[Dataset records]
- - -
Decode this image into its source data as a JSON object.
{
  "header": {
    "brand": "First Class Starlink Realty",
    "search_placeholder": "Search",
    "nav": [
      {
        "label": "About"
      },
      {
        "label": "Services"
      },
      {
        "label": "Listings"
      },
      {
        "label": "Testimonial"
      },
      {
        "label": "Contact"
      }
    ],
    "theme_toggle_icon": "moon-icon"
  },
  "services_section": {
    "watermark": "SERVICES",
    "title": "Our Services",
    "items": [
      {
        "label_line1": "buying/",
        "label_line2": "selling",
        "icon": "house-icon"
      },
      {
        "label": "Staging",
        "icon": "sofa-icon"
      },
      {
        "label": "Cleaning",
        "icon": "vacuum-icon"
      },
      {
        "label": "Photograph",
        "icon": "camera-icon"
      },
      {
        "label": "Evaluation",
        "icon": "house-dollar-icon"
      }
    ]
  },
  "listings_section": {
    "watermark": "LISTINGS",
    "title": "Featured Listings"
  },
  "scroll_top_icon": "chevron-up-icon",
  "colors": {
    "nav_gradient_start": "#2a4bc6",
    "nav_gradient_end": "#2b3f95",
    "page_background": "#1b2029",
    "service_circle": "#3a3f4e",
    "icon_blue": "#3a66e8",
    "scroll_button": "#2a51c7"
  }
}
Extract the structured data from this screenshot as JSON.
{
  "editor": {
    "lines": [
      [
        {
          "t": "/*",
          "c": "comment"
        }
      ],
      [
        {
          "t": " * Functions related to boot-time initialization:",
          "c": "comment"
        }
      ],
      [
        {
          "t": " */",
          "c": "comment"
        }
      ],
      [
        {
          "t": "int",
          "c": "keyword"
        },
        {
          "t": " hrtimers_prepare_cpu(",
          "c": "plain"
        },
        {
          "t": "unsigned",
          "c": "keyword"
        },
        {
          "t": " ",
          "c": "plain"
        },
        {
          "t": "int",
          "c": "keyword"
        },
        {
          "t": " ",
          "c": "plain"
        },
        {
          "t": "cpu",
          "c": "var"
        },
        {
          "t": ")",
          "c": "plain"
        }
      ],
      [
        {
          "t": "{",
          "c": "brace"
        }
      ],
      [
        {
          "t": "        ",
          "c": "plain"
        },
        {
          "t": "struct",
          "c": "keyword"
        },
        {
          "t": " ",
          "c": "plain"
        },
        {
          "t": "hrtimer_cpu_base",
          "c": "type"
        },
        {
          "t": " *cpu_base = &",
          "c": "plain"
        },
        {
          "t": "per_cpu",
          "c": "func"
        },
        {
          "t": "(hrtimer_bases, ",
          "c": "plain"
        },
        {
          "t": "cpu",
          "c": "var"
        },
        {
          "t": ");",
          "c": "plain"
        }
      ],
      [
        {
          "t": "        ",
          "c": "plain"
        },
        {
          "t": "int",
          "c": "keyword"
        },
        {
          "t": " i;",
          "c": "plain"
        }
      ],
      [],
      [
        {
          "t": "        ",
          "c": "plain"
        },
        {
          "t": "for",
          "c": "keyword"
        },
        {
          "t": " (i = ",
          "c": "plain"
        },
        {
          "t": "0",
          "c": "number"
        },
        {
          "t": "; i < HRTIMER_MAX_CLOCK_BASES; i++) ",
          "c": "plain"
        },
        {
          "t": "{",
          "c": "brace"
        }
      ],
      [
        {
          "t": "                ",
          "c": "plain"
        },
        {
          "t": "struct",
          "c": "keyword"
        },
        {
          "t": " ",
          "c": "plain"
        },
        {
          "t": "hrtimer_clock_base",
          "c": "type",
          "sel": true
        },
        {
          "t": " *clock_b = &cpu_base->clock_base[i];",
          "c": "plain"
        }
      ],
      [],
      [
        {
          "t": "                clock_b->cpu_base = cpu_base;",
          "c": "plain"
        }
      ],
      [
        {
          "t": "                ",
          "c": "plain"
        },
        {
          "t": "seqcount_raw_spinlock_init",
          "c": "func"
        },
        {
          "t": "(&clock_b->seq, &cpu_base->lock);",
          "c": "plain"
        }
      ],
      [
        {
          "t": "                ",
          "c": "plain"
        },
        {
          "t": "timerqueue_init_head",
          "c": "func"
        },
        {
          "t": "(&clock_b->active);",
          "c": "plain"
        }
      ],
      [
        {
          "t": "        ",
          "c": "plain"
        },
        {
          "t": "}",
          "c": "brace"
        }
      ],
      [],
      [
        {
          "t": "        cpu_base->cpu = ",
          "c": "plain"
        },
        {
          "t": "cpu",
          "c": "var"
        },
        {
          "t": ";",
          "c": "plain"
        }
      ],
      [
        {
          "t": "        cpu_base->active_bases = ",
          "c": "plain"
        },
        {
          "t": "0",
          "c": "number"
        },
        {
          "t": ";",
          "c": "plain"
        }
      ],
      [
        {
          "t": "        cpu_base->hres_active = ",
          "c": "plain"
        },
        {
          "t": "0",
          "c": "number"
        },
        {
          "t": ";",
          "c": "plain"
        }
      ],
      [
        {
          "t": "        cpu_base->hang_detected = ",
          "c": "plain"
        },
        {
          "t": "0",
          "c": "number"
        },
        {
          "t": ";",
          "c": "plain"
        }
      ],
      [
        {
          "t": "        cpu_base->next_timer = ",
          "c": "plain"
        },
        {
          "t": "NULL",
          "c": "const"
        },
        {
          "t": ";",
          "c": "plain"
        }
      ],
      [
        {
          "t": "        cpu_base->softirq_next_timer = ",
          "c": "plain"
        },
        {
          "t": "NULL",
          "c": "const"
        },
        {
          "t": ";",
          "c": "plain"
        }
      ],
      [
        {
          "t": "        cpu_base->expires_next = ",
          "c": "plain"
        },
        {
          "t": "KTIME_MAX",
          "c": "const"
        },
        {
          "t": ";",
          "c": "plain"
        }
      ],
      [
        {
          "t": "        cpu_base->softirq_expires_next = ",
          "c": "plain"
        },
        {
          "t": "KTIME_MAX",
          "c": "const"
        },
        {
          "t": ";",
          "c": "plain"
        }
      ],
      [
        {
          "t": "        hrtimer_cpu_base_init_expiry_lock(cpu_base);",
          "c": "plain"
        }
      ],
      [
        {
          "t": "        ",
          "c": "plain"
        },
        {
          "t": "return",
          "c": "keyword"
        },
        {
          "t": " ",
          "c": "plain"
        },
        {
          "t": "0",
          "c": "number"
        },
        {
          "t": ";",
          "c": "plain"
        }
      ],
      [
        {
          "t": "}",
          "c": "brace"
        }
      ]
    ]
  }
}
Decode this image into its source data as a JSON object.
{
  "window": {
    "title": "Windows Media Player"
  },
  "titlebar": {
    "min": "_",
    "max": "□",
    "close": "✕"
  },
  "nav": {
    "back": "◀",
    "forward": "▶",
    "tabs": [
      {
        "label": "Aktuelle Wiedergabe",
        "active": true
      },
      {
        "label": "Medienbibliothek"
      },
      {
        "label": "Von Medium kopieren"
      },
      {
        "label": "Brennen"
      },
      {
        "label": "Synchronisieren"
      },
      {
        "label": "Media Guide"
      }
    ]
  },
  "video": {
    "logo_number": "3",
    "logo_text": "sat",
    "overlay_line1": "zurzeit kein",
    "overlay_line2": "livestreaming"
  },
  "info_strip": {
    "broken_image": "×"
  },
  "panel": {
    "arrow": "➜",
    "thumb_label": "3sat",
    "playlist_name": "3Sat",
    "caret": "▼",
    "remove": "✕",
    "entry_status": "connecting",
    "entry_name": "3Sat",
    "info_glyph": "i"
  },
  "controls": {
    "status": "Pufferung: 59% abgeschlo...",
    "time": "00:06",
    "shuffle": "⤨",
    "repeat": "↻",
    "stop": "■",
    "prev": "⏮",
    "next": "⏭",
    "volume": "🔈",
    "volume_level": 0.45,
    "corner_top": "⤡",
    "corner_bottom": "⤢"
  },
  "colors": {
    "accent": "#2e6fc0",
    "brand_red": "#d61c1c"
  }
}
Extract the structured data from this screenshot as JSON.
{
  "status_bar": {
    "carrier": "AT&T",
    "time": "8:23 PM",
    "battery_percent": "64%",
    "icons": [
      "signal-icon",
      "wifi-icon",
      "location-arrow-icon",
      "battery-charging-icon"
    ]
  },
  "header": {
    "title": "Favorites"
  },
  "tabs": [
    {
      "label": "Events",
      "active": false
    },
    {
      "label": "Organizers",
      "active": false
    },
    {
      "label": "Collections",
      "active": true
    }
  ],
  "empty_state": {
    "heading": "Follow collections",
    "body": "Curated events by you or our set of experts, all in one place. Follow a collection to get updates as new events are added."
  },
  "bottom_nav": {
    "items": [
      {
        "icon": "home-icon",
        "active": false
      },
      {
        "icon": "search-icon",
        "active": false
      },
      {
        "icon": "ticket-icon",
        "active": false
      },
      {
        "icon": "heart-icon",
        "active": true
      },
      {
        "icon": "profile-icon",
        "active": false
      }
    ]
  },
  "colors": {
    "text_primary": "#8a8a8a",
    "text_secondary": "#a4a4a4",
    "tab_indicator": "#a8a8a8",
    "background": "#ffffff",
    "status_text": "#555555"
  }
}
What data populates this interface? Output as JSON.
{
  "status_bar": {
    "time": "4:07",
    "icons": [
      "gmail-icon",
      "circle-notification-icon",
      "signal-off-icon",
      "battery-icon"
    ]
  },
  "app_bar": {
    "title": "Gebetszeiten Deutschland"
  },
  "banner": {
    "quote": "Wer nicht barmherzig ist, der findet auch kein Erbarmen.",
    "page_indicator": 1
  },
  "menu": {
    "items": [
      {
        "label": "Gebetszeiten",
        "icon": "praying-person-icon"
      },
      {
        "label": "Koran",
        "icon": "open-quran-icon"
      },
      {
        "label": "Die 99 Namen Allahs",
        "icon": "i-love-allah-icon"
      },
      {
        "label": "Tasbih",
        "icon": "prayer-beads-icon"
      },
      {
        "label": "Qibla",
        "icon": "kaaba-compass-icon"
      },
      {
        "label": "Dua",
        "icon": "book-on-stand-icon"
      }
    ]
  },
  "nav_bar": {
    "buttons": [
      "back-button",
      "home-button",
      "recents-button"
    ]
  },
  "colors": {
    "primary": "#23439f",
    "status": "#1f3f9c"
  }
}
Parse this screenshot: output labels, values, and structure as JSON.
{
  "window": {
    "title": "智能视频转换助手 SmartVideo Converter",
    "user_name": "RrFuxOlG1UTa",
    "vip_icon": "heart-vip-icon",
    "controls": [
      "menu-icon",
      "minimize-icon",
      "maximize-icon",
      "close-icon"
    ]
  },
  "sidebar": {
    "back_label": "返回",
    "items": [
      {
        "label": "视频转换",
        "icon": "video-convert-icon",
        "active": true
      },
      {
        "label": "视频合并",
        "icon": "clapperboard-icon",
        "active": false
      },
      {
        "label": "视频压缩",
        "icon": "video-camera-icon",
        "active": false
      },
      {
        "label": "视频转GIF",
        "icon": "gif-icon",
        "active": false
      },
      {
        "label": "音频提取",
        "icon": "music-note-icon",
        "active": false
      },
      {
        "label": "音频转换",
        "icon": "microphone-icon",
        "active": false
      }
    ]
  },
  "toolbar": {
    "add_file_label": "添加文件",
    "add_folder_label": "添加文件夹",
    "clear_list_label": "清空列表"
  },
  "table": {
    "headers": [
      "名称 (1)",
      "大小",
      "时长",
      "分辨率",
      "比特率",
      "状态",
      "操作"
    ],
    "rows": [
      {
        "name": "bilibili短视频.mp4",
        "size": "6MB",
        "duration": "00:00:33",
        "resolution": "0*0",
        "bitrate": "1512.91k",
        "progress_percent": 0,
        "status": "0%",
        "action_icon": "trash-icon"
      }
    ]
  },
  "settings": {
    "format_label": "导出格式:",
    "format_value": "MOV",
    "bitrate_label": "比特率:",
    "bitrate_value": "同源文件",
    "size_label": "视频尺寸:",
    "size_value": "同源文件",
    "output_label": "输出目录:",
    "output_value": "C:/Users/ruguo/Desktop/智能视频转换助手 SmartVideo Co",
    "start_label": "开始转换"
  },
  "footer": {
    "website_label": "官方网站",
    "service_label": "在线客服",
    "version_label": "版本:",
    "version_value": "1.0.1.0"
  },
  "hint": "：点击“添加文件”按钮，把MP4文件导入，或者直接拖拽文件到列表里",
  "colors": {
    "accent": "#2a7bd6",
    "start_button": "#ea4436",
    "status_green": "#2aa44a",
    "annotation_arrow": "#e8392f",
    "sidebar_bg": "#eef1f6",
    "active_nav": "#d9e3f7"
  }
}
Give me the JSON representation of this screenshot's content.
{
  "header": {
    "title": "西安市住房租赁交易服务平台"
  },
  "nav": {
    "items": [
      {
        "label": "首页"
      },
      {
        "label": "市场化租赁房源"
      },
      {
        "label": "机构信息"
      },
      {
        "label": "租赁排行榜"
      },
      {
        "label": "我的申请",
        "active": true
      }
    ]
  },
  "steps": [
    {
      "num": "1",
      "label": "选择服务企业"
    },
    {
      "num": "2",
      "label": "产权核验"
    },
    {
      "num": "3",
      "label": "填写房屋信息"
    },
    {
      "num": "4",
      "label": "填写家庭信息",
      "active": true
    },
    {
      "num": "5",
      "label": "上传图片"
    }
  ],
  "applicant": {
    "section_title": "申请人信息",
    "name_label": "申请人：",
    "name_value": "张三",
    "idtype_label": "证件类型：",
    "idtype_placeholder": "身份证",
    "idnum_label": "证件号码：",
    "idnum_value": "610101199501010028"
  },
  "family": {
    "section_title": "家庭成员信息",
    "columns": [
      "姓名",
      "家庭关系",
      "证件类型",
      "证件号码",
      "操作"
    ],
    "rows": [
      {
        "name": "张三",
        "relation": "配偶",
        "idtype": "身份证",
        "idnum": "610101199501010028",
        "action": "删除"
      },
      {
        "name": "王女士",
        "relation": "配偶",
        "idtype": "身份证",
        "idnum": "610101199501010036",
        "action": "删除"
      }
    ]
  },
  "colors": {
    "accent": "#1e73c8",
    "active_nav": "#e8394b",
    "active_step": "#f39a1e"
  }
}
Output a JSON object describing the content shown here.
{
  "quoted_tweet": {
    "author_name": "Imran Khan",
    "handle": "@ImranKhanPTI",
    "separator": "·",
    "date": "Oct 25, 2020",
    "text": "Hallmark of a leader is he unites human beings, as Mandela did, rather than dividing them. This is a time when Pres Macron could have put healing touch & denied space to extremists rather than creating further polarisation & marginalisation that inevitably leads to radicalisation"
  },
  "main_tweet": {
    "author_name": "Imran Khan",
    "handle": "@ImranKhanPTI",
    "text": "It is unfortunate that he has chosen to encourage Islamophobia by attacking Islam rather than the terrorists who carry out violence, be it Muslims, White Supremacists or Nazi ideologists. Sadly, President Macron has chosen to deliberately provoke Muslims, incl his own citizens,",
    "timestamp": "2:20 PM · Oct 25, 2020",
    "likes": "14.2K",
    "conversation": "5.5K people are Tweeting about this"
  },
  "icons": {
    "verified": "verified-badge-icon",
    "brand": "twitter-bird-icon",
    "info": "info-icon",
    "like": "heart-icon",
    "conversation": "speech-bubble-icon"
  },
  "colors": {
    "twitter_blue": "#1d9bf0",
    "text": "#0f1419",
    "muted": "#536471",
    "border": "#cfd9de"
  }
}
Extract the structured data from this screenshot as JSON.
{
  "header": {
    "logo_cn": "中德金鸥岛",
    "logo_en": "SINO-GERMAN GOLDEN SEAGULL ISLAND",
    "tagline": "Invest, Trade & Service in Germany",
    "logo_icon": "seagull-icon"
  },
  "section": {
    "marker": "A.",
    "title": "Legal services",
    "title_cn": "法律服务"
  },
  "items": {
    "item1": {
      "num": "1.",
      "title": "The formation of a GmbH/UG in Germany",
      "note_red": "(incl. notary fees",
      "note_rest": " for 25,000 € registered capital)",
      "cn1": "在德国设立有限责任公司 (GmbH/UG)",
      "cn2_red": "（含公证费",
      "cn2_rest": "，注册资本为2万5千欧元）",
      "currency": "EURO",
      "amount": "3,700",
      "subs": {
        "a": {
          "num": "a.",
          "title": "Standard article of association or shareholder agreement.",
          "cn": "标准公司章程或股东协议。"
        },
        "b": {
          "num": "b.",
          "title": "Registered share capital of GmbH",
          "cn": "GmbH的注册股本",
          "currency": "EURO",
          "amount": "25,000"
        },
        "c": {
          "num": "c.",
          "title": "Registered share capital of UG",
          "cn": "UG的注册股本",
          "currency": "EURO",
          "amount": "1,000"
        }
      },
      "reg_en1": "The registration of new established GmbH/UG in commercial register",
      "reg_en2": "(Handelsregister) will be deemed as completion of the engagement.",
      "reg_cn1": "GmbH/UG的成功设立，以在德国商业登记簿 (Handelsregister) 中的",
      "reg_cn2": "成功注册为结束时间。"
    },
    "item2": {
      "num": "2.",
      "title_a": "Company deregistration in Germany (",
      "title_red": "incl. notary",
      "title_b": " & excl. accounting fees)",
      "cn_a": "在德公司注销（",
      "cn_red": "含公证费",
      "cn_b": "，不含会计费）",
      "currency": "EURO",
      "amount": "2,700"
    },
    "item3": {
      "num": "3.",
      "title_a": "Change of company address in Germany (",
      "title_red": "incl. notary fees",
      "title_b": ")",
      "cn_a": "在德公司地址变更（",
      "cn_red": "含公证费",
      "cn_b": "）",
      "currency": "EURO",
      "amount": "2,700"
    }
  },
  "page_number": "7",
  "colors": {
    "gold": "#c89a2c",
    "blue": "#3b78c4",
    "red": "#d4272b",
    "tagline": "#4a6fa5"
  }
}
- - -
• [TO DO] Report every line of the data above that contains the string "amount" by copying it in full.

• [OUTPUT FOR THIS EXERCISE]
      "amount": "3,700",
          "amount": "25,000"
          "amount": "1,000"
      "amount": "2,700"
      "amount": "2,700"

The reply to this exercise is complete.